Daily devotional

October 30 - God’s generous supply for his generous people

“And my God shall supply all your need according to His riches in glory by Christ Jesus.” - Philippians 4:19  Scripture reading: Philippians 4:10-20 and 2 Corinthians 9:6-15 Now, as we saw in vv.10-13, Paul has all he will ever need in Christ. Christ is his sufficiency. And yet, Paul is thankful for the provision of his friends. As he notes in vv.14-16, they gave generously for his needs when others did not. And so, even though he is content, their giving is not in vain! The investment they have made in him is an investment in the gospel of Jesus Christ, and that investment always pays dividends! He says in v.17, “Not that I seek the gift, but I seek the fruit that abounds to your account.” But how could Paul repay them for their sacrifice for the gospel? Well, he never could - but God will! For as they give, and give generously, God will repay them through His rich provision in Christ Jesus, as v.19 says. When we give to the Lord, do we believe that God will provide for us? We should never think that giving for the gospel will lead to our financial harm. No, God will supply for all our needs “according to His riches in glory”, and that we should never doubt! And so, as you gather for worship, come with generous hearts for prayer, for the Word and sacraments, and for giving to the Lord. For God is the great supplier of all your needs, and as you give for His glory, He will generously supply you with what you need for the Christian life.

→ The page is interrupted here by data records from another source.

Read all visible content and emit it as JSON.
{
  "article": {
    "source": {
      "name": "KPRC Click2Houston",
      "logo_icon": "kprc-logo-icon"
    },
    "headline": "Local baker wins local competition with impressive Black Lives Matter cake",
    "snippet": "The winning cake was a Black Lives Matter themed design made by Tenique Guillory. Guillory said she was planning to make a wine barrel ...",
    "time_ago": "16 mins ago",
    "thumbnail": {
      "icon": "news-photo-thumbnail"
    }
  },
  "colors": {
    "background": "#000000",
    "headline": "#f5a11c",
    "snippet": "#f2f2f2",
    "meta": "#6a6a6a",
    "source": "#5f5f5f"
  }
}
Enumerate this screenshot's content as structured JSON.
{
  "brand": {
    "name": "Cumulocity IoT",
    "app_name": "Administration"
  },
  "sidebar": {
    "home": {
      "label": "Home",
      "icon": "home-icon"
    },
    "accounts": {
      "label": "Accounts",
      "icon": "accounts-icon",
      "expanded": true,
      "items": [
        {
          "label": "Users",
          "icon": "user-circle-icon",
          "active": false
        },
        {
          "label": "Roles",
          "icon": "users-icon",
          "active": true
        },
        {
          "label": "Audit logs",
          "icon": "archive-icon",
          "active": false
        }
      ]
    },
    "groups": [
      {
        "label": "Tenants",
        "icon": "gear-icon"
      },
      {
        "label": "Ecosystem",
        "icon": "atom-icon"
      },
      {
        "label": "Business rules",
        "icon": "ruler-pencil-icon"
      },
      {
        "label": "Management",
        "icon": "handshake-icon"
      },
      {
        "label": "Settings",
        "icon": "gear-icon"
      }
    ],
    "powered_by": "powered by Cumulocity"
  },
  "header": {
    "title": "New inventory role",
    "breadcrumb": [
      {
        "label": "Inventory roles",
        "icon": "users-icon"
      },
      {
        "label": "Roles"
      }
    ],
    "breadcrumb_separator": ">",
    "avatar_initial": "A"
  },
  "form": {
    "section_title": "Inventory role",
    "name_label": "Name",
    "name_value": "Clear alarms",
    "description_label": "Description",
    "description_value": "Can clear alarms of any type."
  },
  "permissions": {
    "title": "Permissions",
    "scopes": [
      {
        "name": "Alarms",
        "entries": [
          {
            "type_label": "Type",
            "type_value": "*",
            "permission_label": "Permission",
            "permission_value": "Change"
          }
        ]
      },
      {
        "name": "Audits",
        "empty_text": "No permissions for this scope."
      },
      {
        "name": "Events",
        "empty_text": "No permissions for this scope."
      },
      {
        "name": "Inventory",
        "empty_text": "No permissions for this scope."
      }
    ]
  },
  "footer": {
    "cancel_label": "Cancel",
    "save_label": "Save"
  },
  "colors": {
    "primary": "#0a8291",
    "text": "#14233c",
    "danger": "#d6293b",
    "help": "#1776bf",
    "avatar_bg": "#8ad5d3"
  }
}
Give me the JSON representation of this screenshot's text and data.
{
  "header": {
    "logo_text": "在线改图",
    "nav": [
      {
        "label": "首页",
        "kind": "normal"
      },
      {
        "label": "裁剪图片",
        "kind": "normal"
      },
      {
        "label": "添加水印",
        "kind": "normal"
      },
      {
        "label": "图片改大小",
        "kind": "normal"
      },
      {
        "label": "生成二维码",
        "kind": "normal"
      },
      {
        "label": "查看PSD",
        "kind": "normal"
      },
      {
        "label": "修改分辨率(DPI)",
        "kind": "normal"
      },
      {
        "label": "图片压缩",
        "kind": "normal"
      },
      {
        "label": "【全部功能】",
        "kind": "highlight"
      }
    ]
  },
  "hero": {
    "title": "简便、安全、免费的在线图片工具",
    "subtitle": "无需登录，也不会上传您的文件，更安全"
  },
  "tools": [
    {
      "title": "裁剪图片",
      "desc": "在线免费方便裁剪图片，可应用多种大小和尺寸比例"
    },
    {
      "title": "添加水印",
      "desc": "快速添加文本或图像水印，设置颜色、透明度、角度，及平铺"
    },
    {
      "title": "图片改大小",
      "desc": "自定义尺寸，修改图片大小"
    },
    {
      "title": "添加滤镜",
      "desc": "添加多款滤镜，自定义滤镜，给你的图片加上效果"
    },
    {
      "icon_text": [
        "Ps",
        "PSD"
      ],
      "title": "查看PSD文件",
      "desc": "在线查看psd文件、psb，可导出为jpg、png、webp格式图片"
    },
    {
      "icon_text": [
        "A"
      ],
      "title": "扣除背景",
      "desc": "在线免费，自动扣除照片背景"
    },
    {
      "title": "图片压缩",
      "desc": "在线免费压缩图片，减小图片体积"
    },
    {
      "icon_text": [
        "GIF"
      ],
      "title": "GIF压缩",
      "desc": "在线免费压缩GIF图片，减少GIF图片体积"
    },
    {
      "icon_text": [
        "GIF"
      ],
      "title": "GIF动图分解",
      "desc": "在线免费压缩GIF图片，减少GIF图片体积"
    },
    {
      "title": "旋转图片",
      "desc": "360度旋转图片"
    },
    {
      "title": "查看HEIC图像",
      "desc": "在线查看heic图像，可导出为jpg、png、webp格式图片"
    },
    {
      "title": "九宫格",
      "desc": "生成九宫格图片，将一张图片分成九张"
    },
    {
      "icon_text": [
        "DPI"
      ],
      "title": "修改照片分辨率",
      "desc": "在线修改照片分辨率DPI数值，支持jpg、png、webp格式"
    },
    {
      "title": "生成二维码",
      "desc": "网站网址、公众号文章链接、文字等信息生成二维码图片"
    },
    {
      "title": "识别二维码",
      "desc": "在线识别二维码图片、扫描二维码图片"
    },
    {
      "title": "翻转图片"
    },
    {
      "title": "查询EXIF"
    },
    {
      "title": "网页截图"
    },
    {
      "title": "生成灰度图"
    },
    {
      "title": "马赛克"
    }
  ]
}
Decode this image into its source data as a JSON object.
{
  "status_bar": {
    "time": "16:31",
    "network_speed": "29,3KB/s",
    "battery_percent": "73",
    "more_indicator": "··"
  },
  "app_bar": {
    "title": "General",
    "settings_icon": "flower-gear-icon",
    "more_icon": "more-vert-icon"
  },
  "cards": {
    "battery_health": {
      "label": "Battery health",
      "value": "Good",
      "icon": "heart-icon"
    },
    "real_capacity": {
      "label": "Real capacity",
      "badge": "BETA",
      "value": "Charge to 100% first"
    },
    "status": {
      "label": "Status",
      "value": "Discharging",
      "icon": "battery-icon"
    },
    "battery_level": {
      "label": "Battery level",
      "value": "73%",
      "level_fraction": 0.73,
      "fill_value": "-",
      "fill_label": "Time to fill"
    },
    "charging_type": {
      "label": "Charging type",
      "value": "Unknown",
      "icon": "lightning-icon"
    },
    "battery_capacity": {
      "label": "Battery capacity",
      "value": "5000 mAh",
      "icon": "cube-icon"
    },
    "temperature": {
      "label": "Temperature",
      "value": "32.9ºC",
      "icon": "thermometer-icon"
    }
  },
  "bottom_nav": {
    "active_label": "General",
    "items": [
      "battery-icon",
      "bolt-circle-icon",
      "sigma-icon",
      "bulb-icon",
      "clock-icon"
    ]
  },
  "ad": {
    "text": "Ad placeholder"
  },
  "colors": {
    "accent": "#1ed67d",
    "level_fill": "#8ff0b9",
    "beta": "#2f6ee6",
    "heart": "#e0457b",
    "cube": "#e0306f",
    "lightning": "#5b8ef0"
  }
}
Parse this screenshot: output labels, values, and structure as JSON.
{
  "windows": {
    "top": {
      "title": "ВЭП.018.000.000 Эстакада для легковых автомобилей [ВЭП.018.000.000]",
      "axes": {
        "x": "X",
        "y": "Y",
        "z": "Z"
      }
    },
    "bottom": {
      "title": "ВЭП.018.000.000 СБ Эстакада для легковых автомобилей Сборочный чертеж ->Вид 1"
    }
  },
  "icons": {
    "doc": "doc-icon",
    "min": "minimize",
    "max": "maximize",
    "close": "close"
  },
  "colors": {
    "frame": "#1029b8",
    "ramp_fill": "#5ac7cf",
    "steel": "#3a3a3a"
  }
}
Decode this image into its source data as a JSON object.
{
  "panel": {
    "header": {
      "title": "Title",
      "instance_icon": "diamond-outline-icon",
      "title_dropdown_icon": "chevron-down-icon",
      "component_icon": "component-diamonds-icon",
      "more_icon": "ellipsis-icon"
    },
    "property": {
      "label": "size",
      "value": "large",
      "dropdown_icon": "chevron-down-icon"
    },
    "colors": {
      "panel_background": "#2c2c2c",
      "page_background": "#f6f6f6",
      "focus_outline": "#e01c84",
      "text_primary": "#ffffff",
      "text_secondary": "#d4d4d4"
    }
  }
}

Suggestions for prayer: Pray for a generous heart and that you would give to God as generously as He has given for you. The Lord loves a cheerful giver and He will see to it that all of your needs are met in Christ according to His glorious riches! Rev. Ancel Merwin serves as minister of the Immanuel United Reformed Church of Listowel, Ontario, Canada. Get this devotional delivered directly to your phone each day via our RP App. It is also available in print, for purchase, at NTGDevotional.com....